Is it possible to deflect a bullet?

Deflective Shielding: Possible?

From what I read, would you like armor that deflects projectiles based on angled or sloped armor? Although such armor has been used in tanks and other armored vehicles since it first appeared on the battlefield, I don't feel that you can apply this principle to personal armor just as easily. Tanks fight their opponents in a predefined orientation. You never stand upside down, lie down, roll around, etc. (At least hopefully not.) Thus, one of the great advantages of sloping armor is lost. Sloping armor increases the thickness without increasing the thickness of the armor itself.

If I deflect your projectile, where will it be deflected? Having a metal plate on my chest that deflects bullets straight up into my head and neck isn't ideal. However, I fixed this problem by adding shielding in these areas.

Since I can't guarantee what angle your projectiles will hit me from, I'll have to make my armor thick or curved all over instead of sloping. So I think we need to start thinking archaically and looking at traditional plate armor designs.
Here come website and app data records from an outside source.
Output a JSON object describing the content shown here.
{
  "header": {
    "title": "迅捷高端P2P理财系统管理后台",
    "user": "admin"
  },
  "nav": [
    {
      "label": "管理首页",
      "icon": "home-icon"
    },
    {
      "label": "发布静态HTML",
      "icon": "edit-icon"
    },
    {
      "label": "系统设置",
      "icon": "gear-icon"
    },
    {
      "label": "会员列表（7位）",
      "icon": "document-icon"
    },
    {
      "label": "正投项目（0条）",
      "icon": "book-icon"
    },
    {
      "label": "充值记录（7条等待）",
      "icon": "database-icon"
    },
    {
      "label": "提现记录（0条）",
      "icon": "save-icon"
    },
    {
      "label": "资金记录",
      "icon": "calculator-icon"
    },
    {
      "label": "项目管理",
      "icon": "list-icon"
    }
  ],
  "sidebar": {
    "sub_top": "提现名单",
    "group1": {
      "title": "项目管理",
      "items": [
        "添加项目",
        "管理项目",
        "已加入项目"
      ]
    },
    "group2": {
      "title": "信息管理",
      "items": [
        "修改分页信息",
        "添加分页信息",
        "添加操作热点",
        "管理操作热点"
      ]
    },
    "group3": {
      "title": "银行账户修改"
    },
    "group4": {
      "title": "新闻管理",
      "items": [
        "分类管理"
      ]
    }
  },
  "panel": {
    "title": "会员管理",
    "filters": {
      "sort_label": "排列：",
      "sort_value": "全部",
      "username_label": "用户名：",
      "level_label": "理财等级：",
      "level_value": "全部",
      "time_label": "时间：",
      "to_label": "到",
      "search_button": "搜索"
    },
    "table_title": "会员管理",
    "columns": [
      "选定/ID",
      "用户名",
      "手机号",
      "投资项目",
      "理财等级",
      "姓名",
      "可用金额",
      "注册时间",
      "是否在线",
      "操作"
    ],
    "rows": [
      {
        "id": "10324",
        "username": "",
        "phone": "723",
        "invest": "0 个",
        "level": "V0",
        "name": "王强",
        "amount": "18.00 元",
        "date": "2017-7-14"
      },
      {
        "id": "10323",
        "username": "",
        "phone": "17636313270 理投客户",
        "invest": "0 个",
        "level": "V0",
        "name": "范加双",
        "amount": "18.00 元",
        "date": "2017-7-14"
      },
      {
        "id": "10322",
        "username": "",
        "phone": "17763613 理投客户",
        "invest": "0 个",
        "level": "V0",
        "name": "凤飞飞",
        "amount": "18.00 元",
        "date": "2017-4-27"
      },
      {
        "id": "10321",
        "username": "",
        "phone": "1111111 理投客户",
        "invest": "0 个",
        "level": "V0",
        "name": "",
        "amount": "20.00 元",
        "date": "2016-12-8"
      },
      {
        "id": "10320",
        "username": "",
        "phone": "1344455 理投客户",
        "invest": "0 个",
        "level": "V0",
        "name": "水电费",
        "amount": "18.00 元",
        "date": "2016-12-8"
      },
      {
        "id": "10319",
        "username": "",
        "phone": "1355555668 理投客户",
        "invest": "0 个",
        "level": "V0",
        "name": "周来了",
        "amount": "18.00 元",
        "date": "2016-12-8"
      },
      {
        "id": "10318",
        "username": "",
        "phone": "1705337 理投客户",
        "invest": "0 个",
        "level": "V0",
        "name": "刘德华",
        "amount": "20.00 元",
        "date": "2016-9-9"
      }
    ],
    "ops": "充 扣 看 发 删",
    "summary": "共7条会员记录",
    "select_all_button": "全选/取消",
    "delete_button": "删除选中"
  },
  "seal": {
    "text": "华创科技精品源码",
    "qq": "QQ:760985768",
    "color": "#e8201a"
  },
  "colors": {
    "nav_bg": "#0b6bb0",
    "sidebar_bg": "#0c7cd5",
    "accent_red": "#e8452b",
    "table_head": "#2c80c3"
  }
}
Plate armor is designed not only to stop incoming blows but also to deflect them. You will notice a general trend in this armor towards rounded and conical shapes designed to distract swings rather than taking them straight. Traditional plate armor, however, died from the gun. This was not because the design was flawed, but because the materials available simply couldn't withstand the force of a bullet.
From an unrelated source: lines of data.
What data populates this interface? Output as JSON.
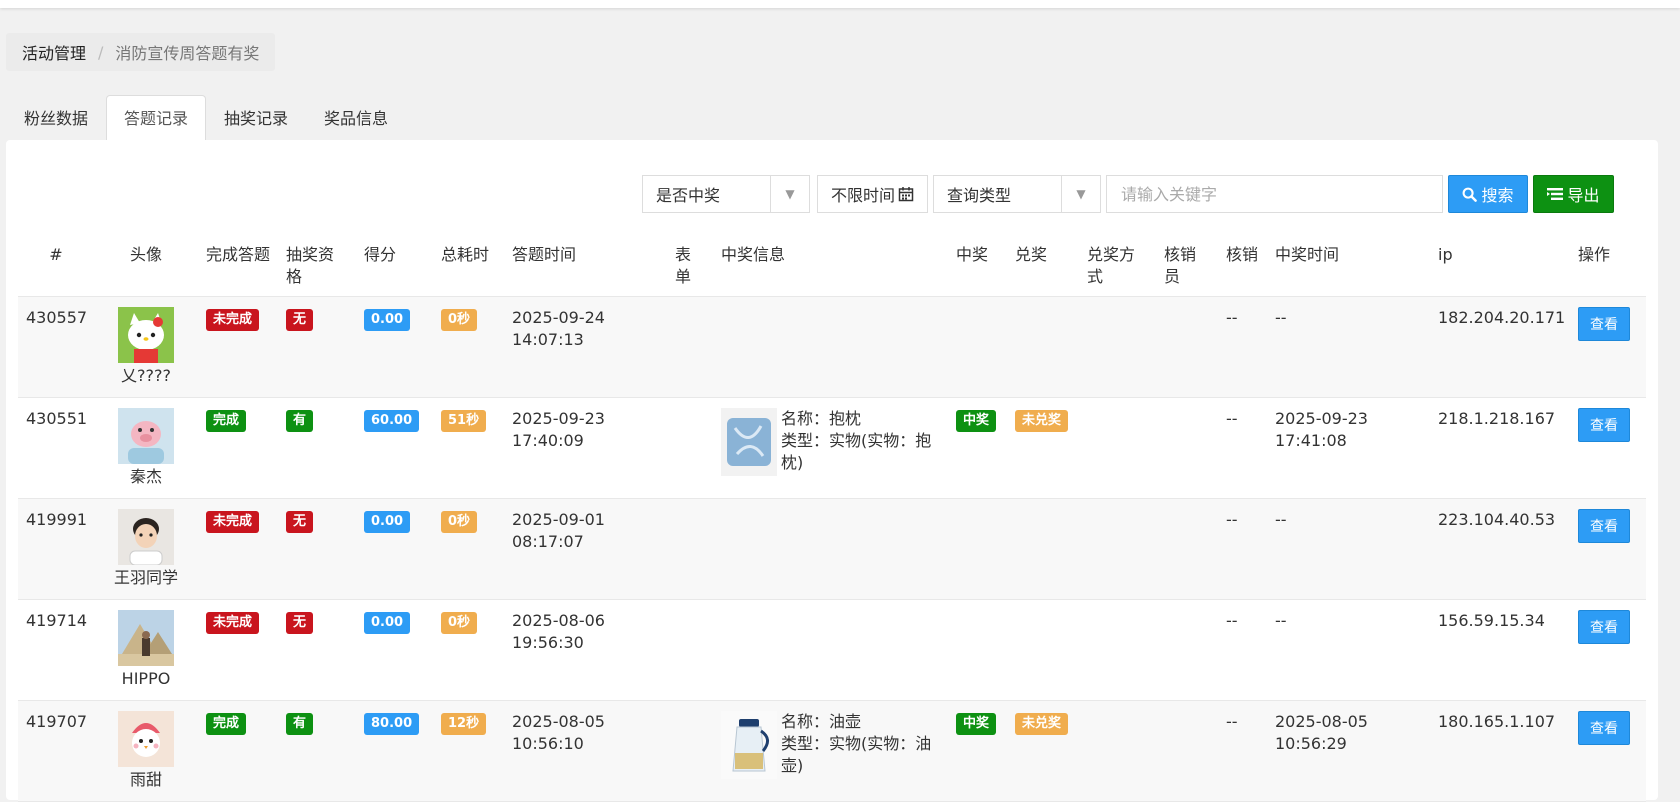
{
  "breadcrumb": {
    "parent": "活动管理",
    "separator": "/",
    "current": "消防宣传周答题有奖"
  },
  "tabs": [
    {
      "label": "粉丝数据",
      "active": false
    },
    {
      "label": "答题记录",
      "active": true
    },
    {
      "label": "抽奖记录",
      "active": false
    },
    {
      "label": "奖品信息",
      "active": false
    }
  ],
  "filters": {
    "prize_select": "是否中奖",
    "time_button": "不限时间",
    "query_type_select": "查询类型",
    "keyword_placeholder": "请输入关键字",
    "search_label": "搜索",
    "export_label": "导出"
  },
  "columns": [
    "#",
    "头像",
    "完成答题",
    "抽奖资格",
    "得分",
    "总耗时",
    "答题时间",
    "表单",
    "中奖信息",
    "中奖",
    "兑奖",
    "兑奖方式",
    "核销员",
    "核销",
    "中奖时间",
    "ip",
    "操作"
  ],
  "rows": [
    {
      "id": "430557",
      "avatar": "hello-kitty",
      "name": "乂????",
      "complete": "未完成",
      "qualified": "无",
      "score": "0.00",
      "duration": "0秒",
      "answer_date": "2025-09-24",
      "answer_time": "14:07:13",
      "prize": null,
      "won": "",
      "redeem": "",
      "verify": "--",
      "win_date": "--",
      "win_time": "",
      "ip": "182.204.20.171",
      "action": "查看"
    },
    {
      "id": "430551",
      "avatar": "pink-pig",
      "name": "秦杰",
      "complete": "完成",
      "qualified": "有",
      "score": "60.00",
      "duration": "51秒",
      "answer_date": "2025-09-23",
      "answer_time": "17:40:09",
      "prize": {
        "thumb": "pillow",
        "name": "名称：抱枕",
        "type": "类型：实物(实物：抱枕)"
      },
      "won": "中奖",
      "redeem": "未兑奖",
      "verify": "--",
      "win_date": "2025-09-23",
      "win_time": "17:41:08",
      "ip": "218.1.218.167",
      "action": "查看"
    },
    {
      "id": "419991",
      "avatar": "child-photo",
      "name": "王羽同学",
      "complete": "未完成",
      "qualified": "无",
      "score": "0.00",
      "duration": "0秒",
      "answer_date": "2025-09-01",
      "answer_time": "08:17:07",
      "prize": null,
      "won": "",
      "redeem": "",
      "verify": "--",
      "win_date": "--",
      "win_time": "",
      "ip": "223.104.40.53",
      "action": "查看"
    },
    {
      "id": "419714",
      "avatar": "pyramid-photo",
      "name": "HIPPO",
      "complete": "未完成",
      "qualified": "无",
      "score": "0.00",
      "duration": "0秒",
      "answer_date": "2025-08-06",
      "answer_time": "19:56:30",
      "prize": null,
      "won": "",
      "redeem": "",
      "verify": "--",
      "win_date": "--",
      "win_time": "",
      "ip": "156.59.15.34",
      "action": "查看"
    },
    {
      "id": "419707",
      "avatar": "strawberry-bird",
      "name": "雨甜",
      "complete": "完成",
      "qualified": "有",
      "score": "80.00",
      "duration": "12秒",
      "answer_date": "2025-08-05",
      "answer_time": "10:56:10",
      "prize": {
        "thumb": "oil-pot",
        "name": "名称：油壶",
        "type": "类型：实物(实物：油壶)"
      },
      "won": "中奖",
      "redeem": "未兑奖",
      "verify": "--",
      "win_date": "2025-08-05",
      "win_time": "10:56:29",
      "ip": "180.165.1.107",
      "action": "查看"
    }
  ],
  "colors": {
    "red": "#c9151e",
    "green": "#0d9112",
    "blue": "#2d9cf5",
    "orange": "#f0ad4e"
  }
}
In your question, you mentioned that this is 100 years in the future. It's not that we don't have the materials to make this armor yet, AR500 for example, it's a weight problem. However, your timeframe fixes this for us. If you're not against the idea, robotic exoskeletons solve almost every problem there is when it comes to armor. They increase the mobility of the wearer in the armor and essentially remove weight restrictions.

Although fictional, I think the design of this armor checks many of the boxes. It generally has rounded armor shapes, a shield around its neck for protection from bullets deflected by the breastplate, and appears to be supported by an exoskeleton beneath the armor coating.

I would have put this right in the answer, but it's not an https link so I can't.

Helmets now allow you to make better use of traditional armor designs because the orientation of the head relative to the incoming fire is relatively predictable. Thus it is possible to place an inclined armor plate over the wearer's face. Additionally, you may want to investigate designs that incorporate something similar to a rear shield to protect yourself from deflected projectiles entering the wearer's neck.

An example of a helmet with a rear shield.

Interestingly, this design carried over to more modern designs like the German steel helmet from WWII.

Hope at least part of it was useful. Have a good one.


I have to answer a small part of this Not agree: offers sloping armor no additional armor thickness for a given weight is a common misconception. In order for a given volume to be trapped, an inclined armor plate must be longer by a factor equal to the additional protection it provides, resulting in a net protection to weight equivalence. Angled armor is used primarily for its increased resistance to shaped charges (e.g. HEAT) and its greater likelihood of deflecting high velocity projectiles through geometry, but does not save weight.


That's true, I probably should have found a better picture. I just picked one that illustrates the main point, which is the deflection ability and the increased thickness. I can change the answer to reflect this if I find another picture that illustrates this point.